The Maryland attorney general's office will ask Prince George's County authorities to press criminal charges against a Baptist minister who allegedly practiced psychology at a counseling center and signed patient insurance claims without the proper credentials, an official said yesterday.
The request to charge the Rev. Edward William Brandt III for practicing without a license was spurred by written complaints to the state Board of Psychologists from two individuals, one of whom found that Brandt had lied on his resume, according to Assistant Attorney General Barbara Foster.
The six-member regulatory board monitors licensing procedures and ethics of the state's estimated 1,400 psychologists.
Foster, who reviewed the board's findings, said she will ask Prince George's State's Attorney Arthur A. Marshall Jr. to charge Brandt with violating the state psychologists act. Marshall was out of town yesterday and could not be reached for comment.
Attempts yesterday to reach Brandt and his attorney were unsuccessful.
In Maryland, practicing psychology without a license is a misdemeanor and is subject to a $500 fine and six months in jail.
The act, which was passed by the state legislature in 1957, requires that candidates earn a doctoral degree in psychology or the equivalent, pass two state exams administered by the board and work as a psychologist for two years before being licensed.
Dr. S. Michael Plaut, chairman of the psychology board that took up the matter yesterday, said: "The board is quite concerned that someone would misrepresent himself in this fashion. It is unfair to the people of the state."
The request comes four weeks after Brandt was forced to resign from the First Baptist Church of Carrollton in Riverdale after an investigation by the church's administrative body determined that Brandt had neither earned three advanced degrees nor served as a psychology consultant at four clinics and hospitals as he had reportedly claimed.
The Christian Counseling Center, which Brandt managed at the church, was set up to treat emotional and psychological problems and was open to the public. Two other therapists, one of whom is a minister at the church, were employed there.
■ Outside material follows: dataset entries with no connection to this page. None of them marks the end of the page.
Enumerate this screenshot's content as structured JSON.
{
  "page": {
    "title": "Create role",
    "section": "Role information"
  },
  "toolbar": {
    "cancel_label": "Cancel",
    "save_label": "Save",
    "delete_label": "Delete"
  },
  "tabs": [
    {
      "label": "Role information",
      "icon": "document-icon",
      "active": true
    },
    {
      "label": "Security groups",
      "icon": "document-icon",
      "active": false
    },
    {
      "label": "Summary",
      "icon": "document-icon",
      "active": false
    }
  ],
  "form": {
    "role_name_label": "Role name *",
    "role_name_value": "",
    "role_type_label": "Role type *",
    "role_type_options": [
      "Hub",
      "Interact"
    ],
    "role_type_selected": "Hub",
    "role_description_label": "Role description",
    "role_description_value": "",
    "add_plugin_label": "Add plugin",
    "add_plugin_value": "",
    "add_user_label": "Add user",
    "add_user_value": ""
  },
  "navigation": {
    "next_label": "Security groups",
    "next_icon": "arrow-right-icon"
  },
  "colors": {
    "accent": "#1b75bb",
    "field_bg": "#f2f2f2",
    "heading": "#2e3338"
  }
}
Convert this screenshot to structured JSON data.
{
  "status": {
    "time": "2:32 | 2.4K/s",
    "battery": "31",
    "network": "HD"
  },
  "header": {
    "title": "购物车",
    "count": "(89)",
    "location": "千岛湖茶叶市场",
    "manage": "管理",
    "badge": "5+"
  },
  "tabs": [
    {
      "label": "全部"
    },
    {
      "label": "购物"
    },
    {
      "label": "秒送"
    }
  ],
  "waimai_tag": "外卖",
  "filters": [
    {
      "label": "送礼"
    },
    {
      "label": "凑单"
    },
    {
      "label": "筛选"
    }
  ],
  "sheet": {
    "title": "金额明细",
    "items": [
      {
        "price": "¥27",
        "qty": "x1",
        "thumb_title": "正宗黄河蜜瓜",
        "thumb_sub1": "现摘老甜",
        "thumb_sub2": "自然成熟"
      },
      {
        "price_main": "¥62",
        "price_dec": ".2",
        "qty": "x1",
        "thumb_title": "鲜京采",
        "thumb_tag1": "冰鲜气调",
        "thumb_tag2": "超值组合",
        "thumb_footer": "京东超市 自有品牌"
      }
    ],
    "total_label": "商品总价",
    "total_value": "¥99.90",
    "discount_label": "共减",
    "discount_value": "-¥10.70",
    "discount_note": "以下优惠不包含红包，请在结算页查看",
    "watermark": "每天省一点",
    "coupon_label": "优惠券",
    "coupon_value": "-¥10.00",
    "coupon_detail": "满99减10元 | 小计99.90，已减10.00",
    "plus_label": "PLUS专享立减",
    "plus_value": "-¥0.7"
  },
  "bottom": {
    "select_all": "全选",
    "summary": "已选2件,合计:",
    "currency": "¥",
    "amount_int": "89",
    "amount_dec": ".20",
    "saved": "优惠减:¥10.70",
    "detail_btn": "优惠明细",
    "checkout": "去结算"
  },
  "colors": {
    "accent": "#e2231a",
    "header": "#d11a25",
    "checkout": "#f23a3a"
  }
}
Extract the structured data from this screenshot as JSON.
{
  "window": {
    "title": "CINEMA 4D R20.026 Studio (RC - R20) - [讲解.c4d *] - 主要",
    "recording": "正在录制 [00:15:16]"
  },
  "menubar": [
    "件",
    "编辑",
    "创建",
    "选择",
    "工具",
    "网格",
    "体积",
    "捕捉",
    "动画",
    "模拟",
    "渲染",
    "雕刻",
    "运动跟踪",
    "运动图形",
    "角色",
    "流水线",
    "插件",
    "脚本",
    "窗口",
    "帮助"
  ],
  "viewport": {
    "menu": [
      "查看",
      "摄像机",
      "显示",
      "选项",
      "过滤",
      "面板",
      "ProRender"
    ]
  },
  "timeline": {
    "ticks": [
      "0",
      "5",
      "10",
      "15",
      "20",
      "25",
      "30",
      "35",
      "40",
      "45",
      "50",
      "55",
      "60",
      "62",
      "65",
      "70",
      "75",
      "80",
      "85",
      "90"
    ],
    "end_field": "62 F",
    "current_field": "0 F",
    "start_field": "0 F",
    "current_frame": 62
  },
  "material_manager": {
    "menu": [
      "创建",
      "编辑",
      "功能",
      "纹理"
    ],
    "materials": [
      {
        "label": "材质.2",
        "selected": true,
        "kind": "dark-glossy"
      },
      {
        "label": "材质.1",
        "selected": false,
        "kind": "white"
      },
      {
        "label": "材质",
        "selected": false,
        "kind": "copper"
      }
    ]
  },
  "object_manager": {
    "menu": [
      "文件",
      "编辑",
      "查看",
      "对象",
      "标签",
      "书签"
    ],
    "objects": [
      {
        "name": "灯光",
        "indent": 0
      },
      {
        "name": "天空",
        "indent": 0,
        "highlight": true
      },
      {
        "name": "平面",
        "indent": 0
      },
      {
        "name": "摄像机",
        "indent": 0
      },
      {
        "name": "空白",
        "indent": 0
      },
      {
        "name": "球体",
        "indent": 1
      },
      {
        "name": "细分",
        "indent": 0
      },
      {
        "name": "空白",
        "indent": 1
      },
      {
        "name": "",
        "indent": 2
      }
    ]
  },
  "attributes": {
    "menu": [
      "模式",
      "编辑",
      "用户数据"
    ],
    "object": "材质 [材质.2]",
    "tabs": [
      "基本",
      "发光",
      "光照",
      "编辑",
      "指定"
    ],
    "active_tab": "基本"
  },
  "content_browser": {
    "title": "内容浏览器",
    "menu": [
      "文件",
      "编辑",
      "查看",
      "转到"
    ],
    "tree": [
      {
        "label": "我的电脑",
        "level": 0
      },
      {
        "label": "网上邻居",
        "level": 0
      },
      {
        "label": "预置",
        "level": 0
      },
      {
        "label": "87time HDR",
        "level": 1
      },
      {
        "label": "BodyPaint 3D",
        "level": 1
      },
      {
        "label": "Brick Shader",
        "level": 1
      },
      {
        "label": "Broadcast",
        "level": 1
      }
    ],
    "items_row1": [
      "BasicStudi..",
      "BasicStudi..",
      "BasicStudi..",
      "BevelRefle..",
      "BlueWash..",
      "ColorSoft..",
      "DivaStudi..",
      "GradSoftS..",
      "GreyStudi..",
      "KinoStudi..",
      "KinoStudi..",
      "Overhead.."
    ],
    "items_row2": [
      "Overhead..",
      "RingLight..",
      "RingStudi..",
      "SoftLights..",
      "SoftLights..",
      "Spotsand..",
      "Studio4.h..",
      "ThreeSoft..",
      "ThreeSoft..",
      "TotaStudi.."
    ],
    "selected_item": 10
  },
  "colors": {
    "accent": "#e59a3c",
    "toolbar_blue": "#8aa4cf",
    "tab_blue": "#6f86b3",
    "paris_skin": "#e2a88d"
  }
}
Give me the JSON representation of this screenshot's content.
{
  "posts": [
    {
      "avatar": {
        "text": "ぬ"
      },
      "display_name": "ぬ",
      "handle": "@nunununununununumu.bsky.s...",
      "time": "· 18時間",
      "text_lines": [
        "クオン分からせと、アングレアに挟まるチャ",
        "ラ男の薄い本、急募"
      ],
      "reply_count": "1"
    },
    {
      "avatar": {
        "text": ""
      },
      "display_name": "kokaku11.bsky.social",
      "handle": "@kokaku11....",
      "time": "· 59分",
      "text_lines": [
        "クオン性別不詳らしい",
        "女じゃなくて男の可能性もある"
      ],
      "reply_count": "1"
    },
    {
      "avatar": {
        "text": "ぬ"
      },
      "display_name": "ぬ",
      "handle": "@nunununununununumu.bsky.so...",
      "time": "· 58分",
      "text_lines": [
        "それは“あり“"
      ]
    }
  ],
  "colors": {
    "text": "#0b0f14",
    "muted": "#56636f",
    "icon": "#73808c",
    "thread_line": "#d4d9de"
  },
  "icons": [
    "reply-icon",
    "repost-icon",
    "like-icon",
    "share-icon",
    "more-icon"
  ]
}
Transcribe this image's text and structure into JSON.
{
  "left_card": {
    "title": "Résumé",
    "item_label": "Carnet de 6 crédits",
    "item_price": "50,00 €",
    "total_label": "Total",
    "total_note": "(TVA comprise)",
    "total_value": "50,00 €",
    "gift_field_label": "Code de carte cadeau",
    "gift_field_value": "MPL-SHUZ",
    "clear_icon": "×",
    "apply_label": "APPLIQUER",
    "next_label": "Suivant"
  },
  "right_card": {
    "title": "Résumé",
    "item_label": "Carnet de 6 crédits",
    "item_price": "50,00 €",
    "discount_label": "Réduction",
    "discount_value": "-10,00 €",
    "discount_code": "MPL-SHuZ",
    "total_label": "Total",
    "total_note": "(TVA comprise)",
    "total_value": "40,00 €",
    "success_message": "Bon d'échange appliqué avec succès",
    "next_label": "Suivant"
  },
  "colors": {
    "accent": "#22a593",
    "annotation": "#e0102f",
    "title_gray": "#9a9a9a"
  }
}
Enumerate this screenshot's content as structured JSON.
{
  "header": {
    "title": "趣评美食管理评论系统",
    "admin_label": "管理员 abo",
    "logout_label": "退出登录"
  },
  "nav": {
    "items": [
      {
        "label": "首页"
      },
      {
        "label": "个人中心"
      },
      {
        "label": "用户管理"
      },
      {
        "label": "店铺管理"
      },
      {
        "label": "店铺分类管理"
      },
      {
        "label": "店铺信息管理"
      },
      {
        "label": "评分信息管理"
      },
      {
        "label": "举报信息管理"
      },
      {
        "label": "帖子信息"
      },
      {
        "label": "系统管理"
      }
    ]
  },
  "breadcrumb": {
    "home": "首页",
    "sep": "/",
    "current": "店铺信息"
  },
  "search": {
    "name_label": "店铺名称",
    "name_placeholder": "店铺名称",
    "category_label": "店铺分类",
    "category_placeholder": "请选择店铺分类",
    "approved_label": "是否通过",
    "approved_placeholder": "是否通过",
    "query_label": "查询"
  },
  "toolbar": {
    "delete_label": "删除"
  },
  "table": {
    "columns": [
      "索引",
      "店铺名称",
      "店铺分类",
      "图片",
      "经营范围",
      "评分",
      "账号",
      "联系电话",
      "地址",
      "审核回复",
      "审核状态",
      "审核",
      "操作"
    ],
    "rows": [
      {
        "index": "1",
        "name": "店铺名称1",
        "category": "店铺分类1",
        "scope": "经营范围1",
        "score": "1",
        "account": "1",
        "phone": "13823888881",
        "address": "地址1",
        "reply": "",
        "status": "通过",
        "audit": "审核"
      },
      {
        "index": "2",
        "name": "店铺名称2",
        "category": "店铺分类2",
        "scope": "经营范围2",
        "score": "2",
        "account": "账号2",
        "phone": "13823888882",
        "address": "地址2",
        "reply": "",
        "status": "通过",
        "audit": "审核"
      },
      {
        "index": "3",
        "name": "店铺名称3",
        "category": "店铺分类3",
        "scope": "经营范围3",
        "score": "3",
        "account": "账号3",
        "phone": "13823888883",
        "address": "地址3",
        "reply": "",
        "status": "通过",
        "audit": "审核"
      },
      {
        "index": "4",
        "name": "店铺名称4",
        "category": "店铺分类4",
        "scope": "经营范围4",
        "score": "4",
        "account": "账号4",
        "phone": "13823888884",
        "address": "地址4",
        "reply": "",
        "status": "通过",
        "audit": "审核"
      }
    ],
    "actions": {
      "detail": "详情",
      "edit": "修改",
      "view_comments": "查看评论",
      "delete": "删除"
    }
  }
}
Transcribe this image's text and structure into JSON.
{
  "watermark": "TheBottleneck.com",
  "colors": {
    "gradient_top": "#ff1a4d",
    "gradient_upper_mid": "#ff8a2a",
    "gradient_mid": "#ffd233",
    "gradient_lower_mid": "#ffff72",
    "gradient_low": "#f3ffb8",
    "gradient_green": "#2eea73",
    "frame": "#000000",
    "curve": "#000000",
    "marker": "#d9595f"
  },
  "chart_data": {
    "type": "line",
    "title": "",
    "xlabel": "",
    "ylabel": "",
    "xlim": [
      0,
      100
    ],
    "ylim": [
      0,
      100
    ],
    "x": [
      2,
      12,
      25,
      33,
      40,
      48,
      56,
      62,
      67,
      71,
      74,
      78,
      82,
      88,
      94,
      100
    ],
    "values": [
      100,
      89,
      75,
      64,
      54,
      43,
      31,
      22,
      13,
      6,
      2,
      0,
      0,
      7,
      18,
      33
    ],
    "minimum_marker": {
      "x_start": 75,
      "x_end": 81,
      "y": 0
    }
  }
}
In the brochure advertising the center, Brandt claimed to have earned a degree in pastoral psychology from Harvard Divinity School, a PhD in clinical psychology and public practice from Harvard University and a master's degree in pastoral theology from Wesley Theological Seminary in Washington.